> [INFORMATION]

<<<<

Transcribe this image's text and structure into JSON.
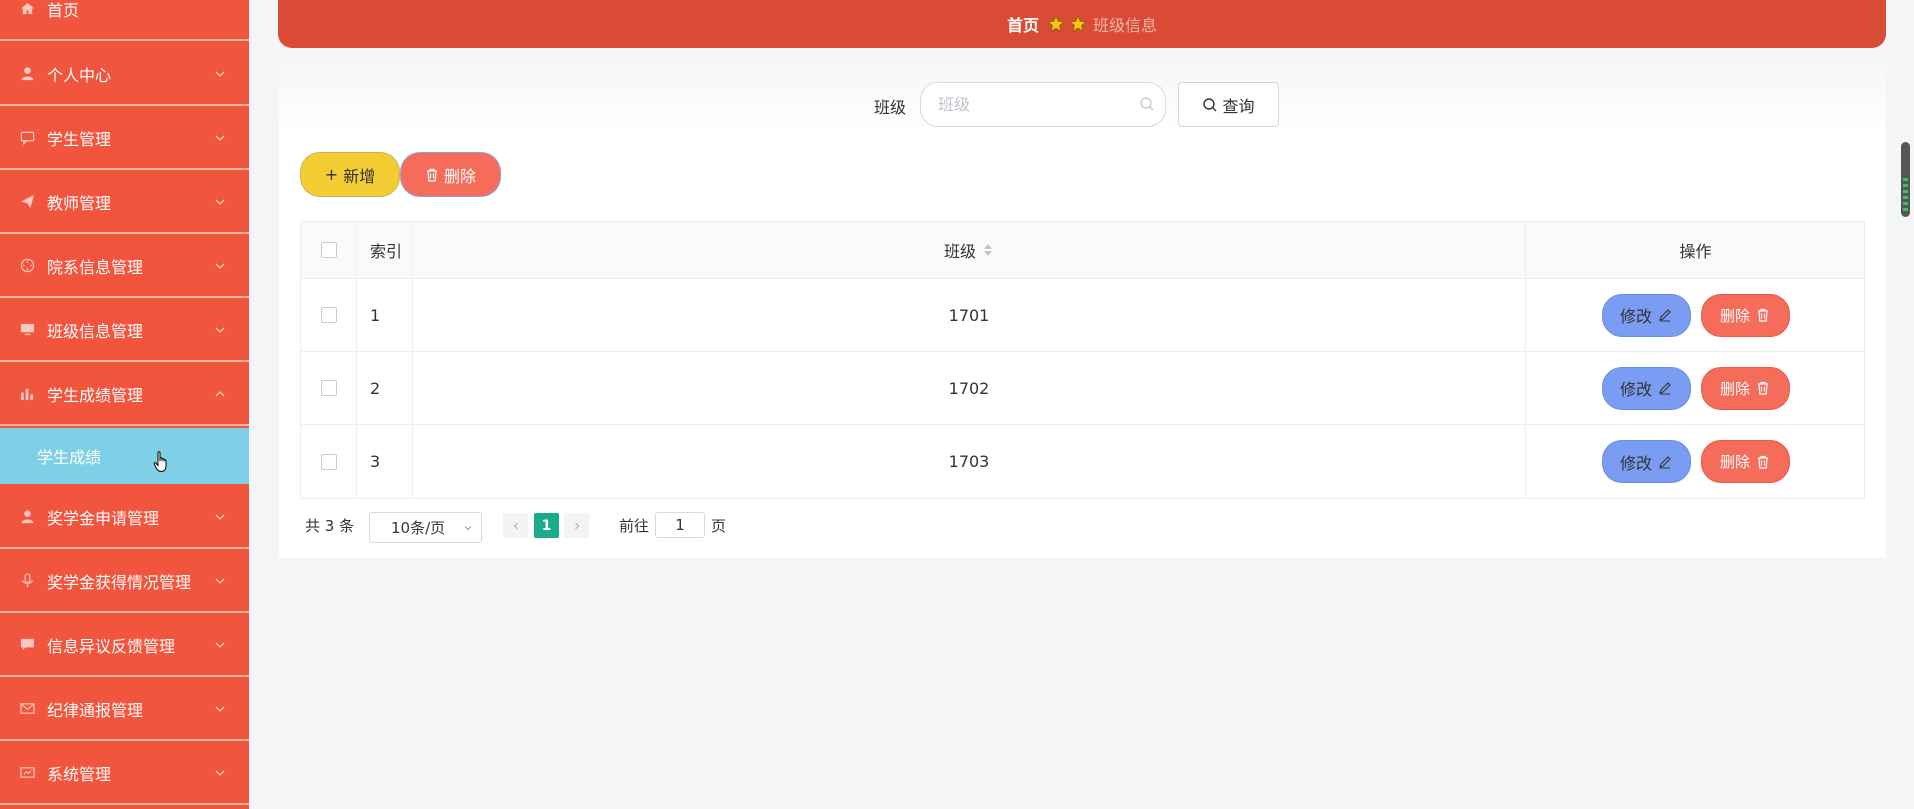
{
  "sidebar": {
    "items": [
      {
        "label": "首页",
        "icon": "home-icon"
      },
      {
        "label": "个人中心",
        "icon": "user-icon"
      },
      {
        "label": "学生管理",
        "icon": "chat-icon"
      },
      {
        "label": "教师管理",
        "icon": "send-icon"
      },
      {
        "label": "院系信息管理",
        "icon": "compass-icon"
      },
      {
        "label": "班级信息管理",
        "icon": "monitor-icon"
      },
      {
        "label": "学生成绩管理",
        "icon": "chart-icon"
      },
      {
        "label": "奖学金申请管理",
        "icon": "user-icon"
      },
      {
        "label": "奖学金获得情况管理",
        "icon": "mic-icon"
      },
      {
        "label": "信息异议反馈管理",
        "icon": "message-icon"
      },
      {
        "label": "纪律通报管理",
        "icon": "mail-icon"
      },
      {
        "label": "系统管理",
        "icon": "settings-icon"
      }
    ],
    "sub_item": {
      "label": "学生成绩"
    }
  },
  "breadcrumb": {
    "home": "首页",
    "current": "班级信息"
  },
  "search": {
    "label": "班级",
    "placeholder": "班级",
    "value": "",
    "button": "查询"
  },
  "toolbar": {
    "add_label": "新增",
    "delete_label": "删除"
  },
  "table": {
    "headers": {
      "index": "索引",
      "class": "班级",
      "actions": "操作"
    },
    "rows": [
      {
        "index": "1",
        "class": "1701"
      },
      {
        "index": "2",
        "class": "1702"
      },
      {
        "index": "3",
        "class": "1703"
      }
    ],
    "edit_label": "修改",
    "delete_label": "删除"
  },
  "pagination": {
    "total": "共 3 条",
    "page_size": "10条/页",
    "current_page": "1",
    "goto_label": "前往",
    "goto_value": "1",
    "goto_suffix": "页"
  },
  "colors": {
    "sidebar": "#f2553e",
    "breadcrumb_bar": "#d94b35",
    "active_submenu": "#7fd0e6",
    "add_button": "#f2cd34",
    "delete_button": "#f56c5b",
    "edit_button": "#7b9cf3",
    "current_page": "#1aab8a"
  }
}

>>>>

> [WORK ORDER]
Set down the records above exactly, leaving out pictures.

> [WRITTEN SOLUTION]
Transcribe this image's text and structure into JSON.
{
  "sidebar": {
    "items": [
      {
        "label": "首页",
        "icon": "home-icon"
      },
      {
        "label": "个人中心",
        "icon": "user-icon"
      },
      {
        "label": "学生管理",
        "icon": "chat-icon"
      },
      {
        "label": "教师管理",
        "icon": "send-icon"
      },
      {
        "label": "院系信息管理",
        "icon": "compass-icon"
      },
      {
        "label": "班级信息管理",
        "icon": "monitor-icon"
      },
      {
        "label": "学生成绩管理",
        "icon": "chart-icon"
      },
      {
        "label": "奖学金申请管理",
        "icon": "user-icon"
      },
      {
        "label": "奖学金获得情况管理",
        "icon": "mic-icon"
      },
      {
        "label": "信息异议反馈管理",
        "icon": "message-icon"
      },
      {
        "label": "纪律通报管理",
        "icon": "mail-icon"
      },
      {
        "label": "系统管理",
        "icon": "settings-icon"
      }
    ],
    "sub_item": {
      "label": "学生成绩"
    }
  },
  "breadcrumb": {
    "home": "首页",
    "current": "班级信息"
  },
  "search": {
    "label": "班级",
    "placeholder": "班级",
    "value": "",
    "button": "查询"
  },
  "toolbar": {
    "add_label": "新增",
    "delete_label": "删除"
  },
  "table": {
    "headers": {
      "index": "索引",
      "class": "班级",
      "actions": "操作"
    },
    "rows": [
      {
        "index": "1",
        "class": "1701"
      },
      {
        "index": "2",
        "class": "1702"
      },
      {
        "index": "3",
        "class": "1703"
      }
    ],
    "edit_label": "修改",
    "delete_label": "删除"
  },
  "pagination": {
    "total": "共 3 条",
    "page_size": "10条/页",
    "current_page": "1",
    "goto_label": "前往",
    "goto_value": "1",
    "goto_suffix": "页"
  },
  "colors": {
    "sidebar": "#f2553e",
    "breadcrumb_bar": "#d94b35",
    "active_submenu": "#7fd0e6",
    "add_button": "#f2cd34",
    "delete_button": "#f56c5b",
    "edit_button": "#7b9cf3",
    "current_page": "#1aab8a"
  }
}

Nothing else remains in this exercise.